### The task
Look through the listing below and give the number of lines that hold "this". Say nothing more.

### Material shown
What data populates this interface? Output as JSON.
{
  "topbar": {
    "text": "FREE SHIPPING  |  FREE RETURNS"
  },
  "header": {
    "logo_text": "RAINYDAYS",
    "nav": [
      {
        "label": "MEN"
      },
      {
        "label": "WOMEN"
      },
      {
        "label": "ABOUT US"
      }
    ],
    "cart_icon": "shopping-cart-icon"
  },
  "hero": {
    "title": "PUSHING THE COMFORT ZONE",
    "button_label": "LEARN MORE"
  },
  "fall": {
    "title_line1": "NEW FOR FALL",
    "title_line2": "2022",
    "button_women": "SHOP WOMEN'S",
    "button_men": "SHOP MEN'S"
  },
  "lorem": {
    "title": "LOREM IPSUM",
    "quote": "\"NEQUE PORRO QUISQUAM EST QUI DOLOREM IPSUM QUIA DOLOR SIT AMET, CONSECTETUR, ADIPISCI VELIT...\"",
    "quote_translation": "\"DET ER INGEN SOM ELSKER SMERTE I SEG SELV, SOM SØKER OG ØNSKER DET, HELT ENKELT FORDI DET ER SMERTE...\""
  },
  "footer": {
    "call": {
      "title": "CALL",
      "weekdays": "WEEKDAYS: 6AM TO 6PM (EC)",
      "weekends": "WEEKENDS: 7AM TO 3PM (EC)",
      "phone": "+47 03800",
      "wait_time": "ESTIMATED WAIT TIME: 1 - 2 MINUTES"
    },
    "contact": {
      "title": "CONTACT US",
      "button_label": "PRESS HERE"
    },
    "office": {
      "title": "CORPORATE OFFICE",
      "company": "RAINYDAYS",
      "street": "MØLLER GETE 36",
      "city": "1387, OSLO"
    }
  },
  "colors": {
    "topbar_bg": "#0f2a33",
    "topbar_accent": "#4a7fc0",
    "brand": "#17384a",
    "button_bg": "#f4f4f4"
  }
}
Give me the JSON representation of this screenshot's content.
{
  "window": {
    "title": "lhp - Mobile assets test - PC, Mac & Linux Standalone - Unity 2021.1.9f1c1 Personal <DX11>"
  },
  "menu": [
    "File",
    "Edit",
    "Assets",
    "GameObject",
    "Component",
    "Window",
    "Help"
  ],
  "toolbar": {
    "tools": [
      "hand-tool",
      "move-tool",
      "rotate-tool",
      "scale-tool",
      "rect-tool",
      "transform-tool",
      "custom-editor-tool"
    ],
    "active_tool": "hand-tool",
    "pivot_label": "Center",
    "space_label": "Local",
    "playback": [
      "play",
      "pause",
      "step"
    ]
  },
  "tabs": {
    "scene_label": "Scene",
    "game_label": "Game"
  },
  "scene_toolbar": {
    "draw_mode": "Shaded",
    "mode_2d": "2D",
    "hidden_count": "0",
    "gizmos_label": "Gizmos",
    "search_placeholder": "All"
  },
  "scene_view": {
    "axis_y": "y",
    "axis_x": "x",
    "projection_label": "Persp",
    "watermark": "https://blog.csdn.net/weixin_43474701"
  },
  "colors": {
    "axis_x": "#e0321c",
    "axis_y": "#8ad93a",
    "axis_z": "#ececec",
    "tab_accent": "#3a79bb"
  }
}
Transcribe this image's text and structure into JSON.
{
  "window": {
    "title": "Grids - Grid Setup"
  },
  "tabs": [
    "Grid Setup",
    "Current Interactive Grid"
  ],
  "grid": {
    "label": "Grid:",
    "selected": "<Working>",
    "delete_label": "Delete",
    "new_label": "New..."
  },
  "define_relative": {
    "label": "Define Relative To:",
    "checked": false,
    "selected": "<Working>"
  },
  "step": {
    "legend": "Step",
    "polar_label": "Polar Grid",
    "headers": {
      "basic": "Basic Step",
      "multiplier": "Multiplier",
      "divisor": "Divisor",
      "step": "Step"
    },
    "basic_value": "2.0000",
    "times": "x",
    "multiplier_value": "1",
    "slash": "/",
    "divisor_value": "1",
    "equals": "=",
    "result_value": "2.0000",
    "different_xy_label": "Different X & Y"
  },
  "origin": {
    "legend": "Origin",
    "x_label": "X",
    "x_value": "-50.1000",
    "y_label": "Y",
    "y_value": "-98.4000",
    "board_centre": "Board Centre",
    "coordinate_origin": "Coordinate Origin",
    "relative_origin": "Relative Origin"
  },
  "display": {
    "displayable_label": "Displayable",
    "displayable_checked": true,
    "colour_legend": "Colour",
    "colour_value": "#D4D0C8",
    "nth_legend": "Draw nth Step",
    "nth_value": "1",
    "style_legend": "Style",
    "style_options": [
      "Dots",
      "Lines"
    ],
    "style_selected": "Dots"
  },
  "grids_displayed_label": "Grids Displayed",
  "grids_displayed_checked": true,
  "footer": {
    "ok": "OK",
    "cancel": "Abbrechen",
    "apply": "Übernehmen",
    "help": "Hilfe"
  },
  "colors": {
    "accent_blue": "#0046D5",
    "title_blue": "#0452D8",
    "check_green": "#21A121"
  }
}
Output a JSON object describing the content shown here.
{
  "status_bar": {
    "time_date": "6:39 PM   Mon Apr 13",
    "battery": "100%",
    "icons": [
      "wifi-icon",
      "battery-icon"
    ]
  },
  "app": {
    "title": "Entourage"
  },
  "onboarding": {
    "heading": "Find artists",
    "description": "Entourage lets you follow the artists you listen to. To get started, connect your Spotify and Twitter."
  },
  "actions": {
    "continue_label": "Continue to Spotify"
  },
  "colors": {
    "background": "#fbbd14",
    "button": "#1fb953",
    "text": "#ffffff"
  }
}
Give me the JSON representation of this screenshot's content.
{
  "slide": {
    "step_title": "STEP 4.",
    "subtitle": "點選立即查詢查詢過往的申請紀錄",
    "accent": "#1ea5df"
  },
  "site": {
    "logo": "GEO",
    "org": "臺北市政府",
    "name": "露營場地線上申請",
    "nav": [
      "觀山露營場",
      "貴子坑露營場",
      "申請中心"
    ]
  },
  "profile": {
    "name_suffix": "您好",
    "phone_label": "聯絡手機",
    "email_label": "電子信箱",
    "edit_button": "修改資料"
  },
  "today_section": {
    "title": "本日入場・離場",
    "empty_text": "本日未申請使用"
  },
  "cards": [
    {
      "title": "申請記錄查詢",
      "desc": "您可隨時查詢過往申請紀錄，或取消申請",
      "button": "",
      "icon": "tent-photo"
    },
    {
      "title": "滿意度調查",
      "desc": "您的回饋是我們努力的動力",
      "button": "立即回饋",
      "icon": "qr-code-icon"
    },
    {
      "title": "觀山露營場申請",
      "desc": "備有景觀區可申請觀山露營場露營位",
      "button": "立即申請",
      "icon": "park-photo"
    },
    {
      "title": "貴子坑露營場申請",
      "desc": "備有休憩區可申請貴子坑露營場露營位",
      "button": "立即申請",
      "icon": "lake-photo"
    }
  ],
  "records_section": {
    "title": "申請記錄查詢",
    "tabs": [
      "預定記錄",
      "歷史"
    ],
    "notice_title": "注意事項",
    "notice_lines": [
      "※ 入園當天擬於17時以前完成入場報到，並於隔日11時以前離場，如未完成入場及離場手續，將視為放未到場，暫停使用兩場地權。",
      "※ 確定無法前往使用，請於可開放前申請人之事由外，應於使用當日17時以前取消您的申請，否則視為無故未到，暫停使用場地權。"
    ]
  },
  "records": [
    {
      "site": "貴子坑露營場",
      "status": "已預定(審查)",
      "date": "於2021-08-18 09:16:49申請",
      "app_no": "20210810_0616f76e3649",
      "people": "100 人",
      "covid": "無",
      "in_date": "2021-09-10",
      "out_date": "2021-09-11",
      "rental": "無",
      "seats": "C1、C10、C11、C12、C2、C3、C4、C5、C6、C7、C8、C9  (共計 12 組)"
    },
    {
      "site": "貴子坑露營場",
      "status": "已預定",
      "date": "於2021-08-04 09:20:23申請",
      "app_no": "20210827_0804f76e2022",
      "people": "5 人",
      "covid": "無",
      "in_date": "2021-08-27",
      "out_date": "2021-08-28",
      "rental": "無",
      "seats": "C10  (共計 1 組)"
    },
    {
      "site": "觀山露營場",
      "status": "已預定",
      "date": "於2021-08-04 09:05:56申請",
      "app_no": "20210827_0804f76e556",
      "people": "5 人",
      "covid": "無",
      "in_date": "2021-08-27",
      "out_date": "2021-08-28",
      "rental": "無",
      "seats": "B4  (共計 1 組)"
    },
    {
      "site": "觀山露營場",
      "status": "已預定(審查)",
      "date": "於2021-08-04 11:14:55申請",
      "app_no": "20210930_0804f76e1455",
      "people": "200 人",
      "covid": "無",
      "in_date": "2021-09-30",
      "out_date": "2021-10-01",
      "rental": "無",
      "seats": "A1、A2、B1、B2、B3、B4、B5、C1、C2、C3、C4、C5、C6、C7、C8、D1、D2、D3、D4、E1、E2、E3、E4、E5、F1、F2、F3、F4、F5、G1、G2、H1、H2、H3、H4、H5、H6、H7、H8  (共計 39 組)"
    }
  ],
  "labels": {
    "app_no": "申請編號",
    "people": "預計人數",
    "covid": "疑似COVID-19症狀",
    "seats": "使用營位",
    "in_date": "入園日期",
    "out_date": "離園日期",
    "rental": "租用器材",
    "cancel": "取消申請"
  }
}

### Response
4